=== Section Start ===

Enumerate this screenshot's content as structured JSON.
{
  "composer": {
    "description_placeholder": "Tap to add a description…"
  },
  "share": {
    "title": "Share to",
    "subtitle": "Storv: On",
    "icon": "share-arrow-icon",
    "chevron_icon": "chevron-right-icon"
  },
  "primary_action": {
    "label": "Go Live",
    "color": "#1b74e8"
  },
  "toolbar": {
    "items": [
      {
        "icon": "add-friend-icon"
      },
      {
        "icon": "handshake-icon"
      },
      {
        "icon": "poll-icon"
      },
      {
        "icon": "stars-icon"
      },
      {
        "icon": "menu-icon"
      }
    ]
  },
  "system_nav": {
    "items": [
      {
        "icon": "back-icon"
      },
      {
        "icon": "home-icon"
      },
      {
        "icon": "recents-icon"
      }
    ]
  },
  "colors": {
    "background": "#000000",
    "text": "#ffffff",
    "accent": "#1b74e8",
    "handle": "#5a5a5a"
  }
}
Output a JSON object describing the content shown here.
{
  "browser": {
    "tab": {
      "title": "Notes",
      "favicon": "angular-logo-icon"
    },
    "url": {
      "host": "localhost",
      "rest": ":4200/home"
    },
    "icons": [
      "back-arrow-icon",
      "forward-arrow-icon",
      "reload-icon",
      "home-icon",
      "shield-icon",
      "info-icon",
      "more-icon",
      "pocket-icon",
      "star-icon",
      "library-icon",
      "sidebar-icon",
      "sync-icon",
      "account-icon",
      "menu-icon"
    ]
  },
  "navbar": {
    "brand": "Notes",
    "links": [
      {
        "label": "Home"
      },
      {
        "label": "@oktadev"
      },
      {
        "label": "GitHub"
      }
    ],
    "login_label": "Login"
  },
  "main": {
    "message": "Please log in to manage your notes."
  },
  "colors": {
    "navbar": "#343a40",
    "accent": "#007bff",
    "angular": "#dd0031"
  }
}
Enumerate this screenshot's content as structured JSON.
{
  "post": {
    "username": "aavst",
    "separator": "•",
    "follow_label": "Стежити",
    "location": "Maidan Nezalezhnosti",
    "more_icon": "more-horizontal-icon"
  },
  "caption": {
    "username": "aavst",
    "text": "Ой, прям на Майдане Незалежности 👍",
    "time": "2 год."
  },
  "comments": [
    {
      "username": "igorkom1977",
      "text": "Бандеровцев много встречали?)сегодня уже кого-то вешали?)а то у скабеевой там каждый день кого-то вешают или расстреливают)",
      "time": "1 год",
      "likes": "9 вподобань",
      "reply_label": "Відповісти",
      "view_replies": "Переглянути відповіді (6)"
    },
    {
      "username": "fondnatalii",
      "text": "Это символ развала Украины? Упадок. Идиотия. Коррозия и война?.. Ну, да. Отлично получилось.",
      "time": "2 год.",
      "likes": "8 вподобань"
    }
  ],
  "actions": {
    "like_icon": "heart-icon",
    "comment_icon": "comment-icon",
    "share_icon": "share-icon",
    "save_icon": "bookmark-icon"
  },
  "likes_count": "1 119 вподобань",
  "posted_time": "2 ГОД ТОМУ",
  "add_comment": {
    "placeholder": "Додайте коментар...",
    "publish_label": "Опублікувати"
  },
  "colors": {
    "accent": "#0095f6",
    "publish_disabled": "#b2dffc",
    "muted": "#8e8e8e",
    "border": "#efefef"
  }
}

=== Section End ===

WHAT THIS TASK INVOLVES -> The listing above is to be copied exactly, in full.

WRITTEN ANSWER ->
Enumerate this screenshot's content as structured JSON.
{
  "composer": {
    "description_placeholder": "Tap to add a description…"
  },
  "share": {
    "title": "Share to",
    "subtitle": "Storv: On",
    "icon": "share-arrow-icon",
    "chevron_icon": "chevron-right-icon"
  },
  "primary_action": {
    "label": "Go Live",
    "color": "#1b74e8"
  },
  "toolbar": {
    "items": [
      {
        "icon": "add-friend-icon"
      },
      {
        "icon": "handshake-icon"
      },
      {
        "icon": "poll-icon"
      },
      {
        "icon": "stars-icon"
      },
      {
        "icon": "menu-icon"
      }
    ]
  },
  "system_nav": {
    "items": [
      {
        "icon": "back-icon"
      },
      {
        "icon": "home-icon"
      },
      {
        "icon": "recents-icon"
      }
    ]
  },
  "colors": {
    "background": "#000000",
    "text": "#ffffff",
    "accent": "#1b74e8",
    "handle": "#5a5a5a"
  }
}
Output a JSON object describing the content shown here.
{
  "browser": {
    "tab": {
      "title": "Notes",
      "favicon": "angular-logo-icon"
    },
    "url": {
      "host": "localhost",
      "rest": ":4200/home"
    },
    "icons": [
      "back-arrow-icon",
      "forward-arrow-icon",
      "reload-icon",
      "home-icon",
      "shield-icon",
      "info-icon",
      "more-icon",
      "pocket-icon",
      "star-icon",
      "library-icon",
      "sidebar-icon",
      "sync-icon",
      "account-icon",
      "menu-icon"
    ]
  },
  "navbar": {
    "brand": "Notes",
    "links": [
      {
        "label": "Home"
      },
      {
        "label": "@oktadev"
      },
      {
        "label": "GitHub"
      }
    ],
    "login_label": "Login"
  },
  "main": {
    "message": "Please log in to manage your notes."
  },
  "colors": {
    "navbar": "#343a40",
    "accent": "#007bff",
    "angular": "#dd0031"
  }
}
Enumerate this screenshot's content as structured JSON.
{
  "post": {
    "username": "aavst",
    "separator": "•",
    "follow_label": "Стежити",
    "location": "Maidan Nezalezhnosti",
    "more_icon": "more-horizontal-icon"
  },
  "caption": {
    "username": "aavst",
    "text": "Ой, прям на Майдане Незалежности 👍",
    "time": "2 год."
  },
  "comments": [
    {
      "username": "igorkom1977",
      "text": "Бандеровцев много встречали?)сегодня уже кого-то вешали?)а то у скабеевой там каждый день кого-то вешают или расстреливают)",
      "time": "1 год",
      "likes": "9 вподобань",
      "reply_label": "Відповісти",
      "view_replies": "Переглянути відповіді (6)"
    },
    {
      "username": "fondnatalii",
      "text": "Это символ развала Украины? Упадок. Идиотия. Коррозия и война?.. Ну, да. Отлично получилось.",
      "time": "2 год.",
      "likes": "8 вподобань"
    }
  ],
  "actions": {
    "like_icon": "heart-icon",
    "comment_icon": "comment-icon",
    "share_icon": "share-icon",
    "save_icon": "bookmark-icon"
  },
  "likes_count": "1 119 вподобань",
  "posted_time": "2 ГОД ТОМУ",
  "add_comment": {
    "placeholder": "Додайте коментар...",
    "publish_label": "Опублікувати"
  },
  "colors": {
    "accent": "#0095f6",
    "publish_disabled": "#b2dffc",
    "muted": "#8e8e8e",
    "border": "#efefef"
  }
}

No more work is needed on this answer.